▶ **What you need to do**:
Collect each line of the records containing the string "image".

[Exercise inputs Boundary: Start]

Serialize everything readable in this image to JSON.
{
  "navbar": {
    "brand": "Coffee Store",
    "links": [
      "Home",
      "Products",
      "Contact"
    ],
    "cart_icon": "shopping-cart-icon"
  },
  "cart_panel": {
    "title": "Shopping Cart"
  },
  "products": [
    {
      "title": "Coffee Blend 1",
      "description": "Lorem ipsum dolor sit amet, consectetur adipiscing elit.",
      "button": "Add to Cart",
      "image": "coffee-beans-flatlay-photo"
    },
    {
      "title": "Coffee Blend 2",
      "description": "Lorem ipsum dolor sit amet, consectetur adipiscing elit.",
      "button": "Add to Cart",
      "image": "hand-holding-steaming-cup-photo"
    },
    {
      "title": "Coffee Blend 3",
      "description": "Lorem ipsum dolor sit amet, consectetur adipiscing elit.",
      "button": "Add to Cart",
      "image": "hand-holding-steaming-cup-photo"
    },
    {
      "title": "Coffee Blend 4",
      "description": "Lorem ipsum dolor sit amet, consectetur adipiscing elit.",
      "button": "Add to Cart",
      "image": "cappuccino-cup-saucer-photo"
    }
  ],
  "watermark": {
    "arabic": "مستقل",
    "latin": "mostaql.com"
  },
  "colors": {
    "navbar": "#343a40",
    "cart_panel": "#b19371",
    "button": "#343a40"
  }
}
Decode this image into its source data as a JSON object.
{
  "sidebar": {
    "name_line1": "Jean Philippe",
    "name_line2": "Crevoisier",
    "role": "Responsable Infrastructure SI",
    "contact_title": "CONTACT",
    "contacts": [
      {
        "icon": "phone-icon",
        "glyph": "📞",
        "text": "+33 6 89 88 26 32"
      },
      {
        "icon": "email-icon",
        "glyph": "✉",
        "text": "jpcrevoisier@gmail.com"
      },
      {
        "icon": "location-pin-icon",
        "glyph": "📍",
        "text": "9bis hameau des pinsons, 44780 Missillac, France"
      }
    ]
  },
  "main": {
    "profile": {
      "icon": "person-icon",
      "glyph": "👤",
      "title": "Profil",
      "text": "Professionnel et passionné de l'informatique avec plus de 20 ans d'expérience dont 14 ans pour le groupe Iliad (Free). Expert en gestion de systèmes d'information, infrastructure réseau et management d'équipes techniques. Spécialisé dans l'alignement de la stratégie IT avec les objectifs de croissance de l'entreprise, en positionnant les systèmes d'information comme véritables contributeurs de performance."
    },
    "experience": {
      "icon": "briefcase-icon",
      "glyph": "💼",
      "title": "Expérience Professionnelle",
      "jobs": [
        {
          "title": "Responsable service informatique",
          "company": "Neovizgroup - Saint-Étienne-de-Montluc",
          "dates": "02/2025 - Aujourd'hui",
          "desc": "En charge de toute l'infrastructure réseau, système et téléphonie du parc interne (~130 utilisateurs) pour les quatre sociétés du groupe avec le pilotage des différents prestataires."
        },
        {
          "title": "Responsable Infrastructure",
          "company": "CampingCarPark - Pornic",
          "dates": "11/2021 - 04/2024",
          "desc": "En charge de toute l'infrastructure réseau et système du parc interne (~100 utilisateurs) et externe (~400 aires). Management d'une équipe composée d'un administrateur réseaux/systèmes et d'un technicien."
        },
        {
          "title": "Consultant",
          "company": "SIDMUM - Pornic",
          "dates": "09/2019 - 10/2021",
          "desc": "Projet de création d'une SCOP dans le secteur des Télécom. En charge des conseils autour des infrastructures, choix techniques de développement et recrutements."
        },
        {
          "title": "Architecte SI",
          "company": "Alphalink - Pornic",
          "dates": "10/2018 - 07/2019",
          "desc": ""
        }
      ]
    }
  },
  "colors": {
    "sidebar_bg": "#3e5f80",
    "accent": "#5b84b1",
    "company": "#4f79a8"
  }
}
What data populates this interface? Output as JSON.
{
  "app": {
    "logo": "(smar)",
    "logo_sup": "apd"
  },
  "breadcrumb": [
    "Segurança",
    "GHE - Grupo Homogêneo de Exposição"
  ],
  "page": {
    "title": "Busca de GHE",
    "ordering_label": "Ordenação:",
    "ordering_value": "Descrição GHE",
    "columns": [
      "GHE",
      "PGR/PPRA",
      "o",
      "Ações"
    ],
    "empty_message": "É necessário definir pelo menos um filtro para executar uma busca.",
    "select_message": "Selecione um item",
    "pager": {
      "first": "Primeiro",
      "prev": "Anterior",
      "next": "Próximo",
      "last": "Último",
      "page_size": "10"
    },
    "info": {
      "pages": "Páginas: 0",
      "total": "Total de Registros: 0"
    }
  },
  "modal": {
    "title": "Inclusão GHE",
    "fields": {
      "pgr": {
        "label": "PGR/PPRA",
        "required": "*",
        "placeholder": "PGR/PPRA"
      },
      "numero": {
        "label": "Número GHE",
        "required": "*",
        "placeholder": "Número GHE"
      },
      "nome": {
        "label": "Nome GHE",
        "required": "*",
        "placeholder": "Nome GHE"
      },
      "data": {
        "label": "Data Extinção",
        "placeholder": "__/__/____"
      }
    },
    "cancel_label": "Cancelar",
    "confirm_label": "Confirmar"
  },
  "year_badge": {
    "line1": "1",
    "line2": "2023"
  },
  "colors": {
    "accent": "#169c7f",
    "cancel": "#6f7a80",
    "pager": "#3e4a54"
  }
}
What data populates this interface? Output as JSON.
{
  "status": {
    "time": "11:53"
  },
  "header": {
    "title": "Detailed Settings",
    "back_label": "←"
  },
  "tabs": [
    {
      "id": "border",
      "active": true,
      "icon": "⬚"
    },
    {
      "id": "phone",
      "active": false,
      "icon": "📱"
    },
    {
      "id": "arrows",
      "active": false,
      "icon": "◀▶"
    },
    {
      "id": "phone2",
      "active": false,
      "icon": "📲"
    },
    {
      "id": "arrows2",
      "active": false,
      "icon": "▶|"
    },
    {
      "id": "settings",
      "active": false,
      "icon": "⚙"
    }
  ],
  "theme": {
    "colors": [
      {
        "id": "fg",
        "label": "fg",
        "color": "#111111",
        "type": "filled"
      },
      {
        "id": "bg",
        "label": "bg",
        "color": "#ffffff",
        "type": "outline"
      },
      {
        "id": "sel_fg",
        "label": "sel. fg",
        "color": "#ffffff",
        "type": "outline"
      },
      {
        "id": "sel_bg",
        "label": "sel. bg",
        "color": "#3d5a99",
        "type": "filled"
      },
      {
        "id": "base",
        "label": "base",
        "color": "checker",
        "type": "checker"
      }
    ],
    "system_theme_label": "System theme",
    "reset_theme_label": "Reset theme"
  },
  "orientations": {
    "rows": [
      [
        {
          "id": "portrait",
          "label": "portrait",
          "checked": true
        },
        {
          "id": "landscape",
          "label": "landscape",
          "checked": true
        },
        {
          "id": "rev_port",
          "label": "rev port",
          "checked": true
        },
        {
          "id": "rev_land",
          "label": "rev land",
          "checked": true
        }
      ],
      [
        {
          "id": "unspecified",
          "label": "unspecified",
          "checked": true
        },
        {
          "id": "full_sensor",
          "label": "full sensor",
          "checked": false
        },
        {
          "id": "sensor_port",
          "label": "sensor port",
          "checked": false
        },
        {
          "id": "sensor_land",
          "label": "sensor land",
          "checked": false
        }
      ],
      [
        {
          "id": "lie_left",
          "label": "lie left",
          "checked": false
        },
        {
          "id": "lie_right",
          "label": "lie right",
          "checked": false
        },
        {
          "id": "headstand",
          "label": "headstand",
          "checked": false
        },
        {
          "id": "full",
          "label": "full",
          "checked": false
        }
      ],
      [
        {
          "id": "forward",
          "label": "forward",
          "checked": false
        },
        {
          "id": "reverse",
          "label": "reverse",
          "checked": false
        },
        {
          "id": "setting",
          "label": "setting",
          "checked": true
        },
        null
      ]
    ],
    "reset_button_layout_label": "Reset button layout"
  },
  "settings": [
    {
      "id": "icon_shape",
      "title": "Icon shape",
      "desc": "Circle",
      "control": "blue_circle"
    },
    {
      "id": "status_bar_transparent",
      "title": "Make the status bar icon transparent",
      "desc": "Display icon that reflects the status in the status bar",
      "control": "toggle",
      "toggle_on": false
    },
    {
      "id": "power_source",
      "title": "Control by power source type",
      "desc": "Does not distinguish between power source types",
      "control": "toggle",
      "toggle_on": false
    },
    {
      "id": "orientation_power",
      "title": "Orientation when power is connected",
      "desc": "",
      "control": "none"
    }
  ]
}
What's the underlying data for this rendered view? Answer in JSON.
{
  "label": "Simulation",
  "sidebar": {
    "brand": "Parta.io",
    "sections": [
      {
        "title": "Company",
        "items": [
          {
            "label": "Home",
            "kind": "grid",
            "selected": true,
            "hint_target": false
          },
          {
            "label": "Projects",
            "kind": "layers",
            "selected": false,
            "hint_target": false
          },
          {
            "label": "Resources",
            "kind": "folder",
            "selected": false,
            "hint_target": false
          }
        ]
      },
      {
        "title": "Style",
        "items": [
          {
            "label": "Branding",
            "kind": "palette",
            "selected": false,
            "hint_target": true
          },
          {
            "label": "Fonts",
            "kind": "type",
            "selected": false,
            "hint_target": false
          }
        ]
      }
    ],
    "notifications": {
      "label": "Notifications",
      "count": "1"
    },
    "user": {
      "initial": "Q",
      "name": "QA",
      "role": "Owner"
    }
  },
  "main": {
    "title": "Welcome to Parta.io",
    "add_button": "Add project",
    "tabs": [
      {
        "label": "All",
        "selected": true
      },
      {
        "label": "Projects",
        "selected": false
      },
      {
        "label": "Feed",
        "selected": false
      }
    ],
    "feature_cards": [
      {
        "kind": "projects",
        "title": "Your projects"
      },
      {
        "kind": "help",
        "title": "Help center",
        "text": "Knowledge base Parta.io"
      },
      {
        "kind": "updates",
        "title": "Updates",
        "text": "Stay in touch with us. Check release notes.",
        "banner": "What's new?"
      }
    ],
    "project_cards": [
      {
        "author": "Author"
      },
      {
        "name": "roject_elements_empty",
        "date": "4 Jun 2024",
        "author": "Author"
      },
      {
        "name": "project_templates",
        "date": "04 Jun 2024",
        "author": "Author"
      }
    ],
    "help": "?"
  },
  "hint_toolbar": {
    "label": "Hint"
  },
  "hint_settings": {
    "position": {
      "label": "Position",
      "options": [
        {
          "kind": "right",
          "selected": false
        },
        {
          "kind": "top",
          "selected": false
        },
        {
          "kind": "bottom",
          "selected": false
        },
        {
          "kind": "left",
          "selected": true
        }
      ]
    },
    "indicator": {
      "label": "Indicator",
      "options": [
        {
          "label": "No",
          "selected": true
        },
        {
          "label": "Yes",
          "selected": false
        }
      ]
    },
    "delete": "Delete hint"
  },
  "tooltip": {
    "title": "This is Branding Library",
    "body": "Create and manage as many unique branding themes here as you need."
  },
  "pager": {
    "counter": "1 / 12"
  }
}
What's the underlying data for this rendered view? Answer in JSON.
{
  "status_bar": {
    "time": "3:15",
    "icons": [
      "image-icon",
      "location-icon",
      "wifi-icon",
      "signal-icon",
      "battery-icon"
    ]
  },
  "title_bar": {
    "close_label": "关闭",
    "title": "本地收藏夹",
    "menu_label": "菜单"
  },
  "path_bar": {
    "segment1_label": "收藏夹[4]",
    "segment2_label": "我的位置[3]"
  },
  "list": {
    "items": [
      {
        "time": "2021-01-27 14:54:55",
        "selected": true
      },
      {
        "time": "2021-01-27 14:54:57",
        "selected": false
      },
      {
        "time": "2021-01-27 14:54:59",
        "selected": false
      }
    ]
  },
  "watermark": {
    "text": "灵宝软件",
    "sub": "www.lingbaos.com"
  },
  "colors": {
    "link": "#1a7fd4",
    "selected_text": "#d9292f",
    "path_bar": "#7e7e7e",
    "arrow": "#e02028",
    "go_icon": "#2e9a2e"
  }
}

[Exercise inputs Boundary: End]

▶ **Answer to this task**:
Serialize everything readable in this image to JSON.
      "image": "coffee-beans-flatlay-photo"
      "image": "hand-holding-steaming-cup-photo"
      "image": "hand-holding-steaming-cup-photo"
      "image": "cappuccino-cup-saucer-photo"
Decode this image into its source data as a JSON object.
      "image-icon",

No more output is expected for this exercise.